SUPPLIED DATA below:

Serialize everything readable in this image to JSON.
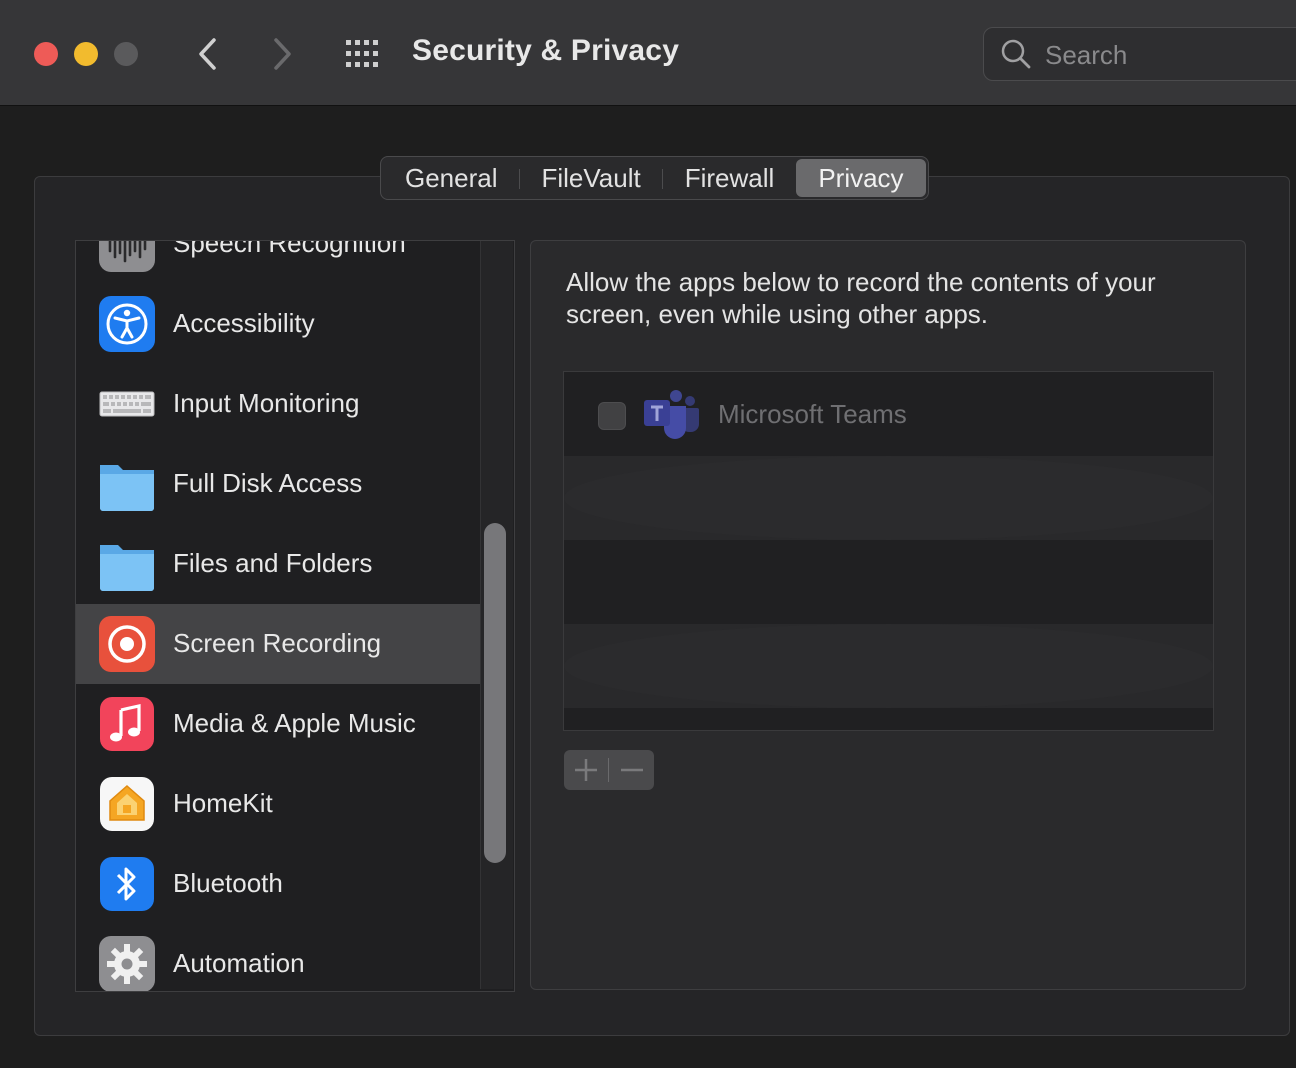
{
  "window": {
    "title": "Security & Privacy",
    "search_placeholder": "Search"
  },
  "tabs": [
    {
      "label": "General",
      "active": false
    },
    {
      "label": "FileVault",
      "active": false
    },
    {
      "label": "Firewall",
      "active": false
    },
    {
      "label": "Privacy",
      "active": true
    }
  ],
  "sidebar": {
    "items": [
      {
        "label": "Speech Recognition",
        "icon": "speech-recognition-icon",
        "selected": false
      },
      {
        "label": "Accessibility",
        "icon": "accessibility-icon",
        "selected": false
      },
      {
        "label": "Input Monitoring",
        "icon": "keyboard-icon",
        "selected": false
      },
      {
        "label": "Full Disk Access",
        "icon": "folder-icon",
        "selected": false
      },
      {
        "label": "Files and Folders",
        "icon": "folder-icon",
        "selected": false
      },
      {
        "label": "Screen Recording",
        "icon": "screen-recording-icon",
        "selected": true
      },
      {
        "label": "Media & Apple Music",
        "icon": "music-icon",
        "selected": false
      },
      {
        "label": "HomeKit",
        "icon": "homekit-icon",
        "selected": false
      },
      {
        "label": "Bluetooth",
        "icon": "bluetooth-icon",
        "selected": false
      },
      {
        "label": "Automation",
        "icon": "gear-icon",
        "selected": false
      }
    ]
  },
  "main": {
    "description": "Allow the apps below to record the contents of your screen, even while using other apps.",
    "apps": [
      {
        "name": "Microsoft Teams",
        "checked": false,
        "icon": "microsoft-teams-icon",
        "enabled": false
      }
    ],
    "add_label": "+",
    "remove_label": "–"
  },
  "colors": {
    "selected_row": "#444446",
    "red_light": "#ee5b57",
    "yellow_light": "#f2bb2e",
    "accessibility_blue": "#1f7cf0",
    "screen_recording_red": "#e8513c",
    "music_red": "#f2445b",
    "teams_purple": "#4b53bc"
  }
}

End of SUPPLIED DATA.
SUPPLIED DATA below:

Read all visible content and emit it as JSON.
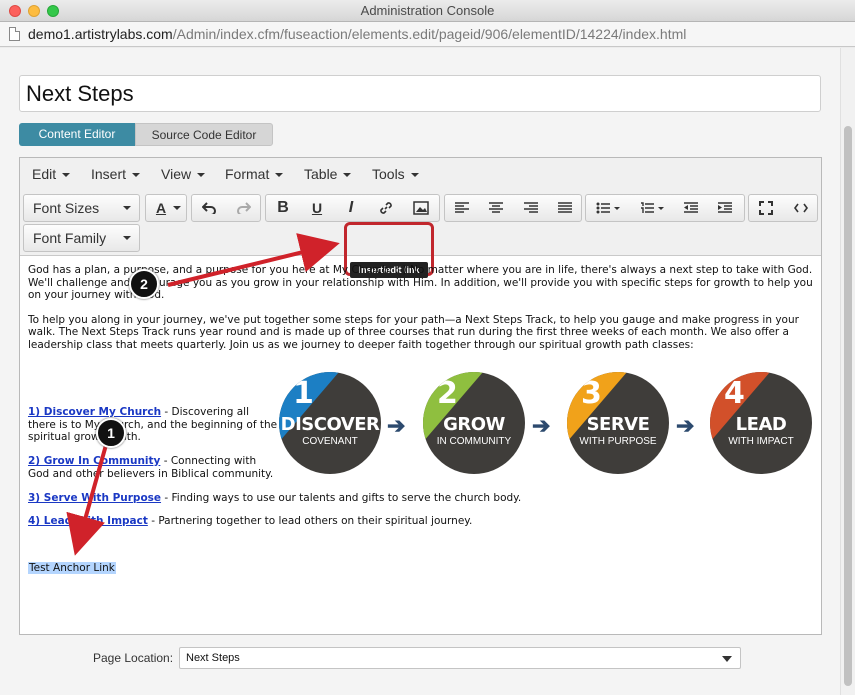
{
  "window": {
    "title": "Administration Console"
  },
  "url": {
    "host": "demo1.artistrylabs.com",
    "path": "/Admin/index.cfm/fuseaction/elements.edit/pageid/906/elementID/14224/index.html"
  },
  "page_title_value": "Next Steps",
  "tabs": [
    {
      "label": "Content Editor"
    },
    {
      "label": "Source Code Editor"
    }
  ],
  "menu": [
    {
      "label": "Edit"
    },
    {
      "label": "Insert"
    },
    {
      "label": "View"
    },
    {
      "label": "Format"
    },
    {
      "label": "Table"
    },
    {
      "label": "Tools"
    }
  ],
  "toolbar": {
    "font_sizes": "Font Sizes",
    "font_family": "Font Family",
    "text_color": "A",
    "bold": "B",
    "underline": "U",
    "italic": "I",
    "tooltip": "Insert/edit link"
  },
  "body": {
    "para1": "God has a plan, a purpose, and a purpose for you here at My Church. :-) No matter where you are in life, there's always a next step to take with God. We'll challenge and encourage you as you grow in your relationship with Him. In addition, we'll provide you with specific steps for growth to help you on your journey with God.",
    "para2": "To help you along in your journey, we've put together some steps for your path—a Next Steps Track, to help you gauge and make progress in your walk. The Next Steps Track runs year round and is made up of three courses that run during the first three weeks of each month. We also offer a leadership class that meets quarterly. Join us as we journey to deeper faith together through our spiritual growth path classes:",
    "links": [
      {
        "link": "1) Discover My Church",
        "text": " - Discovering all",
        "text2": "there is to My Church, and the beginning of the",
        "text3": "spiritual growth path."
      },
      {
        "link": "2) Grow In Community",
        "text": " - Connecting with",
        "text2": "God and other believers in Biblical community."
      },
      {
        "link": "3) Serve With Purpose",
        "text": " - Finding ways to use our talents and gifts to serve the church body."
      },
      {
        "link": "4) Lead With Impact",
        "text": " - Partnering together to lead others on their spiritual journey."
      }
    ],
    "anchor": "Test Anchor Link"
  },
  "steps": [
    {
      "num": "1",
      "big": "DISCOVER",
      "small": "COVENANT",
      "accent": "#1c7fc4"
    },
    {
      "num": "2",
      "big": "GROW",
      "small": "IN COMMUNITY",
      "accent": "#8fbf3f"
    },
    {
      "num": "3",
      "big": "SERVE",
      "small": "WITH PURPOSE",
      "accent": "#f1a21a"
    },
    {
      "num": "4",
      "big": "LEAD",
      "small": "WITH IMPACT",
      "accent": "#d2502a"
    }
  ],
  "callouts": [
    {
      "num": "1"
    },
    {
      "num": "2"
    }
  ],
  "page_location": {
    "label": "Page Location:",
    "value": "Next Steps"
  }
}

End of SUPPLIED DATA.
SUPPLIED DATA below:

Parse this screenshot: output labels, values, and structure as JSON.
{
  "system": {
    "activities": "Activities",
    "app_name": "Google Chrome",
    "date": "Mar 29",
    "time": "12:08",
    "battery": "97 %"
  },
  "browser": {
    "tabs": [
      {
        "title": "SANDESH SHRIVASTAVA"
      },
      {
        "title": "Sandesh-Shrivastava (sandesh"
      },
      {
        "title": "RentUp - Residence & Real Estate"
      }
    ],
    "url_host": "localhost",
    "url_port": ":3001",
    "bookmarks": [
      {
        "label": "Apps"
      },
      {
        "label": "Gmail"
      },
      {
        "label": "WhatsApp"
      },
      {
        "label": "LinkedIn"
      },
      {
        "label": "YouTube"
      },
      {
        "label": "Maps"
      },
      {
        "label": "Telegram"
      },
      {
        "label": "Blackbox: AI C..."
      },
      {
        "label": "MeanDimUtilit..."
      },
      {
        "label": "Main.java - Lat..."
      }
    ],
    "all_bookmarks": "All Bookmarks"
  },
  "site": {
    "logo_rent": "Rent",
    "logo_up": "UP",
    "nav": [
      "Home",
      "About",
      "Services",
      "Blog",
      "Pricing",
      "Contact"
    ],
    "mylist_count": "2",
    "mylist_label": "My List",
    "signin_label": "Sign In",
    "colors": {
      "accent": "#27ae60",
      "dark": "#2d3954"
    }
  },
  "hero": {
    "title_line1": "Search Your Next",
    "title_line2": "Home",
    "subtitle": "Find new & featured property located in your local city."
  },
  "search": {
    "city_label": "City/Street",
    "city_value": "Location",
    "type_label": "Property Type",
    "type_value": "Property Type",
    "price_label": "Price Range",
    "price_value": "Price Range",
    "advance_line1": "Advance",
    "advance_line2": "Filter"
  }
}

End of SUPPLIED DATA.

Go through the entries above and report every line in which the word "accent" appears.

**REPLY**
      "accent": "#1c7fc4"
      "accent": "#8fbf3f"
      "accent": "#f1a21a"
      "accent": "#d2502a"
      "accent": "#27ae60",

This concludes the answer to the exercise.